LAUNCH OF NEW LABORATORY FOR SATELLITE OCEANOGRAPHY
Last Updated on Tuesday, 27 April 2010 21:59
Published on Sunday, 27 February 2005 00:00
Increasing wave height in the North Atlantic is a concern for many towns on the western coasts of Europe. During the past 20 years wave height has increased by over a metre, rendering many sea defences inadequate. These observations are made possible with the advent of satellite technology.
Reflecting the growth and expertise in this area of oceanography, Southampton Oceanography Centre is launching the new Laboratory for Satellite Oceanography, 2nd May 2001.
Prof Ian Robinson who will head up the new laboratory and a team of thirty scientists said: 'Observations of the sea surface using satellites is providing scientists with information about the oceans' impact on our environment, climate change and weather forecasting.'
Satellite sensors observe the sea's surface, measuring many properties including temperature, colour and changes in height. The data reveal information about circulation, storms and even the biology of the oceans.
One of the recent success stories of satellite oceanography has been the detection of waves thousands of kilometres long, invisible to the naked eye but having powerful effects on circulation and climate.
The Laboratory for Satellite Oceanography researchers have found that these waves also affect the tiny phytoplankton cells suspended in the top layer of the oceans. Called Rossby waves, they can take years to cross the ocean basin. Despite being only a few centimetres high, Rossby waves can push the main currents off their usual course, wreaking havoc on weather and rain patterns.
The Laboratory scientists also study the more familiar waves breaking on the shoreline. Satellites can measure both waves and the wind that generates them across the expanse of the oceans. Professor Robinson continued: 'We are learning about how waves that reach our shores relate to weather patterns over the North Atlantic. The British Isles is ideally placed to exploit wave power, yet this same untamed power threatens our coastlines. The trend in waves over a few decades must be seen in the context of
weather patterns over the last few centuries. Only by understanding how global warming alters natural variability can we make sensible climate predictions.'
Professor Carl Wunsch, a visiting scientist from the Massachusetts Institute of Technology, will be giving a keynote speech at the launch of the Laboratory for Satellite Oceanography. Professor Wunsch leads the field in the science of ocean circulation.

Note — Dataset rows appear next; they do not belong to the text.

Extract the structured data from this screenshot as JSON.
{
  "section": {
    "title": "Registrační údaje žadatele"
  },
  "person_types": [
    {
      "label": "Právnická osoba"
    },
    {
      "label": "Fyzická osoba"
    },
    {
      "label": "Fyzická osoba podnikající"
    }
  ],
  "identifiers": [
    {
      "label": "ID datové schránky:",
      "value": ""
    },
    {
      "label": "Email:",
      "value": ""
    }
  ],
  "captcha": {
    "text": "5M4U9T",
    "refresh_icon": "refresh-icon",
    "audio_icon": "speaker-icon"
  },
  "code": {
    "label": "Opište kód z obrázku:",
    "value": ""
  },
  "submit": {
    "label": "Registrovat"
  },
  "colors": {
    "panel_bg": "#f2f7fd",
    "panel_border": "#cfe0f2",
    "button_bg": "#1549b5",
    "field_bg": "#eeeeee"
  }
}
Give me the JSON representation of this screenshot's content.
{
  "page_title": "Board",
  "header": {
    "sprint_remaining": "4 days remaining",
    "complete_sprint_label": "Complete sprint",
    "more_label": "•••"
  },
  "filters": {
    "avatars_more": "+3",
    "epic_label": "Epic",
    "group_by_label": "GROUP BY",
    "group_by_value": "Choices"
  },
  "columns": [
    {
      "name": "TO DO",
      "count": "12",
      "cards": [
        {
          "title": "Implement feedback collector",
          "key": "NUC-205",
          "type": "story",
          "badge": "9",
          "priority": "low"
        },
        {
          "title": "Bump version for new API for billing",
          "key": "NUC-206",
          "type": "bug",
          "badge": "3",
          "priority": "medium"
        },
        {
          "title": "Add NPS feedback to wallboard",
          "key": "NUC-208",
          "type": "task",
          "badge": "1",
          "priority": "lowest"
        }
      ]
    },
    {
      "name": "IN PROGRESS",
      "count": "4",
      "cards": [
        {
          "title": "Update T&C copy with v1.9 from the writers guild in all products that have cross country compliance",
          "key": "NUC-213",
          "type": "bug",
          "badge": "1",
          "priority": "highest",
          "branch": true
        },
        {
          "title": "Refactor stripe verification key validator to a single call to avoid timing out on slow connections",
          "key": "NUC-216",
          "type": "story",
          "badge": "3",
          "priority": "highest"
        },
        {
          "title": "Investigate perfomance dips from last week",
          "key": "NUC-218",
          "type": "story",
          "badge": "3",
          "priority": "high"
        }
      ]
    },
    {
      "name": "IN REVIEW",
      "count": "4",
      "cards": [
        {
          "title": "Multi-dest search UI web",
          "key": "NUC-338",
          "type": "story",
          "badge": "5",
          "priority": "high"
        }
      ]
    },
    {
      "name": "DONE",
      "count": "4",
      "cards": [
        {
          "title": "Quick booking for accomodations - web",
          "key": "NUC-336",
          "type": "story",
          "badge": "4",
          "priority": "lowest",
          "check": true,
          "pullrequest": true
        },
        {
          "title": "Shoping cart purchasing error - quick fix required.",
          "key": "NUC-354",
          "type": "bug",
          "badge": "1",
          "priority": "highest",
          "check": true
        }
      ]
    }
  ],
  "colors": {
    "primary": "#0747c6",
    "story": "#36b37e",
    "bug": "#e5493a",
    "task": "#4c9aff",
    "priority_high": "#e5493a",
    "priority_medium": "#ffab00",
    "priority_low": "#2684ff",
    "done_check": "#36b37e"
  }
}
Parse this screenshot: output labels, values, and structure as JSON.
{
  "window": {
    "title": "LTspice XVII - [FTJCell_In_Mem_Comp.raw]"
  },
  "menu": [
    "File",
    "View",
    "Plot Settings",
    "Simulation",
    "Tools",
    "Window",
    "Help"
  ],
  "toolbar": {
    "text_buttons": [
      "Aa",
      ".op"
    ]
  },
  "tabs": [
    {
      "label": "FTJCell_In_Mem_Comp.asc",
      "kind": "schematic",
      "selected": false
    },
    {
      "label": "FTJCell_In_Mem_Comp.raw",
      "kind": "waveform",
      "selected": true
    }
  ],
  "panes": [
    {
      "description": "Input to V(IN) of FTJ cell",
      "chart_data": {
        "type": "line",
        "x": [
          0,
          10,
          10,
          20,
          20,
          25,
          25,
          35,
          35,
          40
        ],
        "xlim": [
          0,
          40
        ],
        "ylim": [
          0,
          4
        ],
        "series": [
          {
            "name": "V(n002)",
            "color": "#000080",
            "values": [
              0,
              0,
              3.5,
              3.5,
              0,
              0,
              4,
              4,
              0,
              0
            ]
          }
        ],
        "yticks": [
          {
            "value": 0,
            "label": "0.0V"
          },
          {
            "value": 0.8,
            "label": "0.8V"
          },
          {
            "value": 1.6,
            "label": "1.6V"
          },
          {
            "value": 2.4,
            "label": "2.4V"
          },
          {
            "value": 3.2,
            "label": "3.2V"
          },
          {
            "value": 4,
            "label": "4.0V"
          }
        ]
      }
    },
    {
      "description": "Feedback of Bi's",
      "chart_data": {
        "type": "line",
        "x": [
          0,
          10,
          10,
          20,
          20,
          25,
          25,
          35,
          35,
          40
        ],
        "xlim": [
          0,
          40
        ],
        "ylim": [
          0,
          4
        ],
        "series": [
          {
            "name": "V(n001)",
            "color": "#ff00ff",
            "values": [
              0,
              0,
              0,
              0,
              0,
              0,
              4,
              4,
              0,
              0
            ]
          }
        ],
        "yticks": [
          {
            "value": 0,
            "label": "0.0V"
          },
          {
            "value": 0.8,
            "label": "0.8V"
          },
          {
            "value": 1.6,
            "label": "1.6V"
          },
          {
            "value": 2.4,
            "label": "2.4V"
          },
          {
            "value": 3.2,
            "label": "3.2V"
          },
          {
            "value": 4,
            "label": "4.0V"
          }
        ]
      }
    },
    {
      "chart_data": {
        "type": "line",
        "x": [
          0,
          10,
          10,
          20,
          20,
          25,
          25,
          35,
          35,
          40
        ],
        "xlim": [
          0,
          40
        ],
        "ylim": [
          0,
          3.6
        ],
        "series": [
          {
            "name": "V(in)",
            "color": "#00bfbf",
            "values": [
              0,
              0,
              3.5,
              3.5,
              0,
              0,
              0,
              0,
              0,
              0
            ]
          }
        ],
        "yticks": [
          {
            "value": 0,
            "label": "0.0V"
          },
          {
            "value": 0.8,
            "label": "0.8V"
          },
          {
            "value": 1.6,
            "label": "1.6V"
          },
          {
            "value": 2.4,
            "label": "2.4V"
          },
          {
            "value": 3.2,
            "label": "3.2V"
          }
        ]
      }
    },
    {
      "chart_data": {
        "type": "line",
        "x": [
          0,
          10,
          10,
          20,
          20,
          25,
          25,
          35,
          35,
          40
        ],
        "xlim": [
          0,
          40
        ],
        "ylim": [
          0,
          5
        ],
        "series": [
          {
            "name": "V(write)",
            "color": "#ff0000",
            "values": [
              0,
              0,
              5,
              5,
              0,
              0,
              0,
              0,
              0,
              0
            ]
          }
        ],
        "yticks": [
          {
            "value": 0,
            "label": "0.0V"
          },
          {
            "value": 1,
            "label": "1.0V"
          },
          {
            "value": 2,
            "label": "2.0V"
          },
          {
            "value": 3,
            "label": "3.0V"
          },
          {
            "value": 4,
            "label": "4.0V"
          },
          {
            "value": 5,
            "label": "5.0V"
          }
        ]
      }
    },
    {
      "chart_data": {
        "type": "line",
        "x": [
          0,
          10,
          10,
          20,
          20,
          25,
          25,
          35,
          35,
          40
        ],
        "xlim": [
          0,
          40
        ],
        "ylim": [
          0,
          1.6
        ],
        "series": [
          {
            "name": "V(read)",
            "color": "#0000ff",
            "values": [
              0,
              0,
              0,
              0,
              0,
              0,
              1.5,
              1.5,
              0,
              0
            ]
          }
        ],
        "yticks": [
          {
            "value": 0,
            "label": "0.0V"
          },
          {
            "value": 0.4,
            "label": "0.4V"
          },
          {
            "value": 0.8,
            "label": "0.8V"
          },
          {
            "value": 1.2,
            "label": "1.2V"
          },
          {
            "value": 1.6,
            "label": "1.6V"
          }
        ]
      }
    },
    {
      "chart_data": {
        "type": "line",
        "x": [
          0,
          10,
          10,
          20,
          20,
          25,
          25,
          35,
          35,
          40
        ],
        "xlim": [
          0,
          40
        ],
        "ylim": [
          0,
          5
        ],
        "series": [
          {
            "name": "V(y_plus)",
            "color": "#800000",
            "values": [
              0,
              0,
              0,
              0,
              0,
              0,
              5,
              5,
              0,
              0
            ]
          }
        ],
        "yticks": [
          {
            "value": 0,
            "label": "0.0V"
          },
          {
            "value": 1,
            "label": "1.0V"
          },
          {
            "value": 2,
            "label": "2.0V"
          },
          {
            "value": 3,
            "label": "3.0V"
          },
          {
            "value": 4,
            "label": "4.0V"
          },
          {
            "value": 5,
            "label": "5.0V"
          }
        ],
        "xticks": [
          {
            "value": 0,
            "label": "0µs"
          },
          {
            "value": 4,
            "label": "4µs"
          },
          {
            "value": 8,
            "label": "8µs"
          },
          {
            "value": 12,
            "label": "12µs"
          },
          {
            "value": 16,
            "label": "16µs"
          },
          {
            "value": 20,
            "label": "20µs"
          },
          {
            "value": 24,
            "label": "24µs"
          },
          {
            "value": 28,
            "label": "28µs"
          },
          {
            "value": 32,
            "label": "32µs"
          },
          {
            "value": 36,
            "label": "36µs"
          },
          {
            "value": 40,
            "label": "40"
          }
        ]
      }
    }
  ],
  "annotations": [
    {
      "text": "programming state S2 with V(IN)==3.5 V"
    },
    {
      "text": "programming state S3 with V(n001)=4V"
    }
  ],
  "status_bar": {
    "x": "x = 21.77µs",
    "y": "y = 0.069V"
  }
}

NOTES FOR EDITORS:
The launch of the Southampton Oceanography Centre Laboratory for Satellite Oceanography will take place at 2pm on Wednesday, 2nd May 2001. A new LSO website will be 'live' by then at: http://www.soc.soton.ac.uk/lso
A brochure on satellite remote sensing has been produced to accompany the launch. Copies can be obtained on request from Southampton Oceanography Centre.
If you would like to attend the launch or require further information, contact:
Press and Public Relations Officer
Southampton Oceanography Centre
University of Southampton
Tel: 023 8059 6170
Fax: 023 8959 6101
This embargoed press release from Southampton Oceanography Centre has been forwarded for your information by Peter Bond, Royal Astronomical Society
Press Officer (Space Science).